If you are old enough to remember the sit-com “All In The Family,” you will recall the opening song, “Those Were The Days.” It was a satirical bit of nostalgia, the joke being that those good old days weren’t, in fact, as good as Archie Bunker would have us believe. (“We could use a man like Herbert Hoover again.” Seriously?) Alas, this misguided drive to make things great the way they used to be is again rearing its ugly head, this time in an effort to turn back the clock on education.
There is no doubt that our schools, and our education system as a whole, have a long way to go in giving our children the education they need and deserve to thrive. And in recent years, there have been some demonstrable declines in achievement, along with stubbornly persistent gaps between majority white children and children in various other racial and ethnic groups. But as an article in the Washington Post points out, things weren’t truly better in some mythical past. As the infographic below shows, the percentage of children completing high school has risen dramatically since the “good old days” of the 1950s. And since 1971, when the National Assessment of Educational Progress (NAEP) testing began, test scores rose consistently until the past couple of years, with the biggest gains coming among black students. This progress, of course, came in the context of those supposedly “failing government schools.”
Most of these trends have come in parallel with a marked decline in childhood poverty. In 1958, 27.3% of children were living below the poverty line, compared with 17.2% in 2018. There is a strong correlation between poverty and educational achievement, as shown in the graph below. Again, in recent years there has been a stagnation in the decades-long decline in childhood poverty, an increase in child homelessness, and a widening of the wealth gap, which are likely to be strong contributing factors to the educational achievement trends over that same time period.

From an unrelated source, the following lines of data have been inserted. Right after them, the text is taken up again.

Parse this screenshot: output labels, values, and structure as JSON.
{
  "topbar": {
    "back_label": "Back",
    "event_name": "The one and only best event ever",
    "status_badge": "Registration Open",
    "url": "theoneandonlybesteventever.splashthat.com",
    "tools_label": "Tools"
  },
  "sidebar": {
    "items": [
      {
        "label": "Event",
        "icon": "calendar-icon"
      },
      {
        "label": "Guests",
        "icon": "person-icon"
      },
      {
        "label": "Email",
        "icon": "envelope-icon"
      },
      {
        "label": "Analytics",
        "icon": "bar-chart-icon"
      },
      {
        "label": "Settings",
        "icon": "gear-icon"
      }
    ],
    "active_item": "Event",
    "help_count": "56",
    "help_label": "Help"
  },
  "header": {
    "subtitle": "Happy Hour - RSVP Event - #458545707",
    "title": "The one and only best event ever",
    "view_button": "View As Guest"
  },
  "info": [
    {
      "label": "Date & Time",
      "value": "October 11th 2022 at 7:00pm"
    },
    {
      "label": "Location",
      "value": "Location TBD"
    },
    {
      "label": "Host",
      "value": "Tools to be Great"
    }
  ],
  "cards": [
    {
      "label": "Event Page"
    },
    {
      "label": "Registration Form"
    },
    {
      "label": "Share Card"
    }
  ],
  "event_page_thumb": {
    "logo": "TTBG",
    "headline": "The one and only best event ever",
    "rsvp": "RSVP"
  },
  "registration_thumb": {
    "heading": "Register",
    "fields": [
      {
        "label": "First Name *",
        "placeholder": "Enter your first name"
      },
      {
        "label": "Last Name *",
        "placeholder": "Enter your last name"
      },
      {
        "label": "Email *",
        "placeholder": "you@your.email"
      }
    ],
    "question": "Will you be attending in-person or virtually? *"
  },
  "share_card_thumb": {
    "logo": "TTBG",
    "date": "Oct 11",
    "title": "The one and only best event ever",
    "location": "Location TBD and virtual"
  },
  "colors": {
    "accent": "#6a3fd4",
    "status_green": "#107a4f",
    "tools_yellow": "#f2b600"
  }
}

Not only have public schools by and large done well, as shown in these data, but other important improvements have come about not despite but because of government action. Schools today throughout the country remain disturbingly segregated, but until the 1950s and 60s, schools in most of the South were segregated by law. Current inequities in funding must be addressed, but they pale in comparison to the past. One example (I saw this at the new Mississippi Civil Rights Museum – a must-see if you are in Jackson): in 1952, per-pupil annual spending on education in Mississippi was $464.49 for white kids, and $13.71 for blacks. Title IX was also a game changer. Before its passage in 1972, 1 in 27 girls participated in sports; that figure is now 2 out of 5. To quote the “All In The Family” theme: “And you knew what you were then. Girls were girls and men were men.” Do we really want to go back there?
The word nostalgia has a modern positive connotation these days that differs from its historical sense. It comes from the Greek roots “nostos,” return; and “algos,” pain. A 1770 definition called nostalgia a “morbid longing to return to one’s home or native country, severe homesickness considered as a disease.” Selective memory and biased experiences may create a false sense of “the good old days.” But we cannot solve today’s problems – we cannot make a better future for our kids – by moving backwards toward a non-existent better past.